• PROBLEM DESCRIPTION:
Can you find the lines of the listing that include "利辛县农业农村局履行行政处罚决定催告书" and copy every one?
++++++++++
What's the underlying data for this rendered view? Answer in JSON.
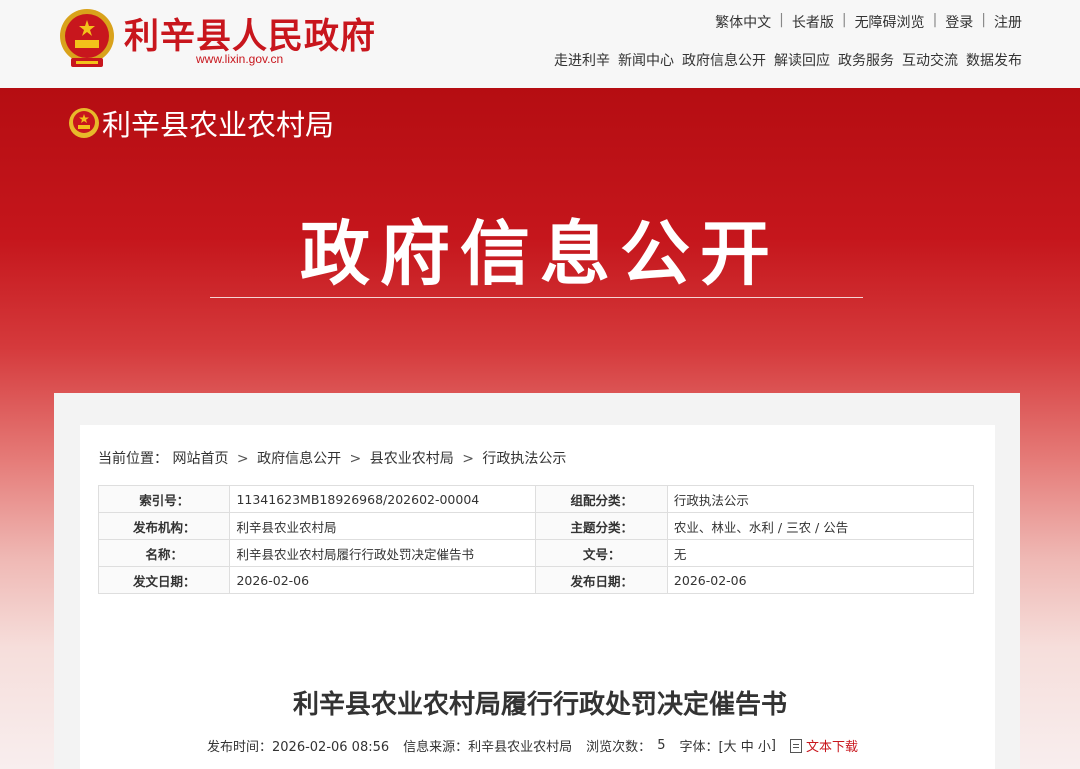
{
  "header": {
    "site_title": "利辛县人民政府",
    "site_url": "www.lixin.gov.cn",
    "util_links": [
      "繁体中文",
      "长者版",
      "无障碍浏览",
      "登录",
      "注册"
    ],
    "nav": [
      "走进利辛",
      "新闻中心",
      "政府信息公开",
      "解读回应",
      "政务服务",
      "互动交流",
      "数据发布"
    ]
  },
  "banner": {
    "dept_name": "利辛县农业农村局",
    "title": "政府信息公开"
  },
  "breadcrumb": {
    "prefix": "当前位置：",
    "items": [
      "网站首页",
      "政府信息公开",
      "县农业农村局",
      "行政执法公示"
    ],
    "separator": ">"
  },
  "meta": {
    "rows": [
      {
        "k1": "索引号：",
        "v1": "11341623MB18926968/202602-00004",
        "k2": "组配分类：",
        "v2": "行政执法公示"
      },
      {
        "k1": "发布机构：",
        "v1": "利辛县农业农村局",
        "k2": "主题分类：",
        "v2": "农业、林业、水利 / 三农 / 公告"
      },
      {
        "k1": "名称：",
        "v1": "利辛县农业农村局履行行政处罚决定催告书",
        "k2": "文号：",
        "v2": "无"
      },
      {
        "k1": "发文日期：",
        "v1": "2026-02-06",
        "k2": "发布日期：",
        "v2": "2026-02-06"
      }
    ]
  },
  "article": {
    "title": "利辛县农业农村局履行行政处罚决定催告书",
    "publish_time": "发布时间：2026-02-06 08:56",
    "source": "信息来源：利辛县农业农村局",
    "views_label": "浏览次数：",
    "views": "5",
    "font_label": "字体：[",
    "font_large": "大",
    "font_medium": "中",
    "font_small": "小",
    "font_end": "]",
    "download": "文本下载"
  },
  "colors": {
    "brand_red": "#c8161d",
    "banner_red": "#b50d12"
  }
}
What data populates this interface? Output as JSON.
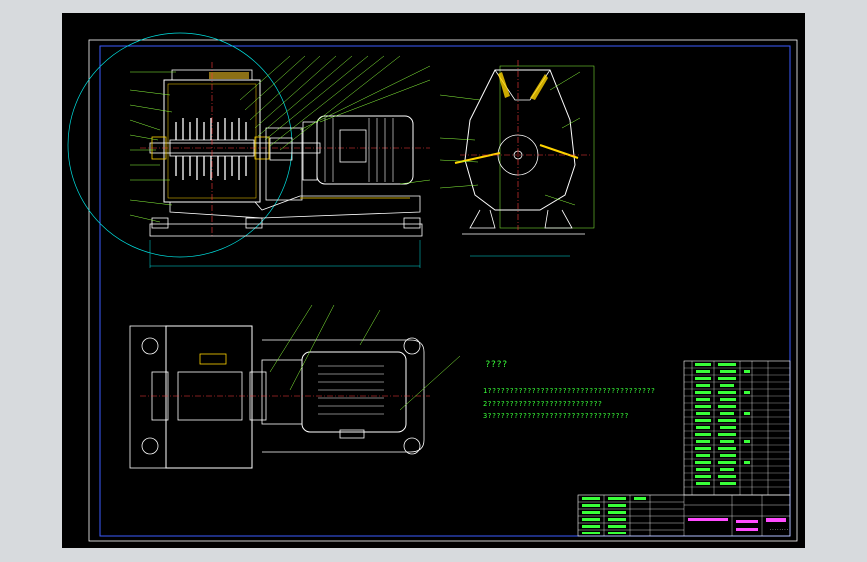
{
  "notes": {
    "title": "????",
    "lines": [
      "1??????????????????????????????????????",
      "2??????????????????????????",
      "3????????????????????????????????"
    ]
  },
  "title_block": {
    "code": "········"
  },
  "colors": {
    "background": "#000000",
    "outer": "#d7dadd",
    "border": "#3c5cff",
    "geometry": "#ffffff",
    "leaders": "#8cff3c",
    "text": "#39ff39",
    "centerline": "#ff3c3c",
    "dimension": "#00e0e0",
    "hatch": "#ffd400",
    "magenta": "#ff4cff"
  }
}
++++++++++
• EXPECTED OUTPUT:
        "v1": "利辛县农业农村局履行行政处罚决定催告书",
    "title": "利辛县农业农村局履行行政处罚决定催告书",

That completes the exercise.